For some reason, the meeting in Spain was cancelled. Perhaps it will turn out for the better. For despite the joy on the rostrum for the victorious McLaren team celebrating their well deserved success, even the usually well insulated Formula One hierarchy cannot have totally missed just how underwhelmed were the vast majority of the spectators at what the race delivered compared to what it promised.

The floating of Formula One just could be the catalyst for change. Hard-nosed investors care little for anything other than a return on their investment. The money-making machine that Formula One has become has depended for too long on the aura of the "event". The casual fan, especially in countries with little or no Formula One tradition, who likes to see these fast and noisy cars that come to his country just once a year is a fickle beast. Just how many opportunities will they give Formula One to deliver before they vote with their feet and stay away, thereby reducing the seemingly endless supply of money that feeds everything connected with Grand Prix racing in the nineties?

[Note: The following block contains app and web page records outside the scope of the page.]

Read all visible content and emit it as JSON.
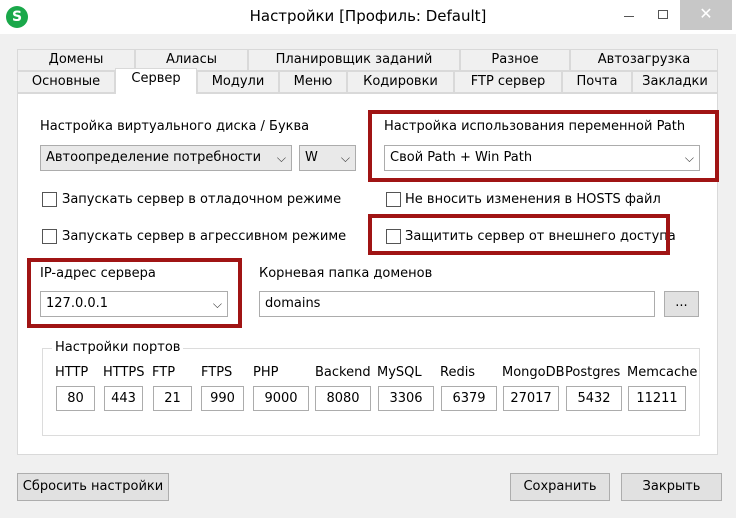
{
  "window": {
    "title": "Настройки [Профиль: Default]",
    "app_icon_letter": "S",
    "close_glyph": "✕"
  },
  "tabs_row1": [
    "Домены",
    "Алиасы",
    "Планировщик заданий",
    "Разное",
    "Автозагрузка"
  ],
  "tabs_row2": [
    "Основные",
    "Сервер",
    "Модули",
    "Меню",
    "Кодировки",
    "FTP сервер",
    "Почта",
    "Закладки"
  ],
  "active_tab": "Сервер",
  "server": {
    "virtual_disk_label": "Настройка виртуального диска / Буква",
    "virtual_disk_value": "Автоопределение потребности",
    "drive_letter_value": "W",
    "path_label": "Настройка использования переменной Path",
    "path_value": "Свой Path + Win Path",
    "debug_mode_label": "Запускать сервер в отладочном режиме",
    "debug_mode_checked": false,
    "aggressive_mode_label": "Запускать сервер в агрессивном режиме",
    "aggressive_mode_checked": false,
    "no_hosts_label": "Не вносить изменения в HOSTS файл",
    "no_hosts_checked": false,
    "protect_label": "Защитить сервер от внешнего доступа",
    "protect_checked": false,
    "ip_label": "IP-адрес сервера",
    "ip_value": "127.0.0.1",
    "root_label": "Корневая папка доменов",
    "root_value": "domains",
    "browse_label": "...",
    "ports_group_label": "Настройки портов",
    "ports": [
      {
        "name": "HTTP",
        "value": "80"
      },
      {
        "name": "HTTPS",
        "value": "443"
      },
      {
        "name": "FTP",
        "value": "21"
      },
      {
        "name": "FTPS",
        "value": "990"
      },
      {
        "name": "PHP",
        "value": "9000"
      },
      {
        "name": "Backend",
        "value": "8080"
      },
      {
        "name": "MySQL",
        "value": "3306"
      },
      {
        "name": "Redis",
        "value": "6379"
      },
      {
        "name": "MongoDB",
        "value": "27017"
      },
      {
        "name": "Postgres",
        "value": "5432"
      },
      {
        "name": "Memcache",
        "value": "11211"
      }
    ]
  },
  "footer": {
    "reset_label": "Сбросить настройки",
    "save_label": "Сохранить",
    "close_label": "Закрыть"
  },
  "colors": {
    "highlight": "#a01414",
    "app_icon": "#1aa84a"
  }
}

There is so much that is good about the Formula One as we complete the last year of this millennium. The organisation and safety have never been better, the crowds still come. Next year Formula One will tackle perhaps its greatest challenge, to establish itself in the toughest market in the world, United States of America. The Formula One road circuit at Indianapolis will be at, but perhaps be still in, the shadow of the famous "500".

The US fans will want to see a show and dare I say it, drama and excitement. Whether Bernie's circus can provide it could go a long way to determining just whether his float sinks or swims.

Roger Horton© 1999 Kaizar.Com, Incorporated.
Send comments to: Terms & Conditions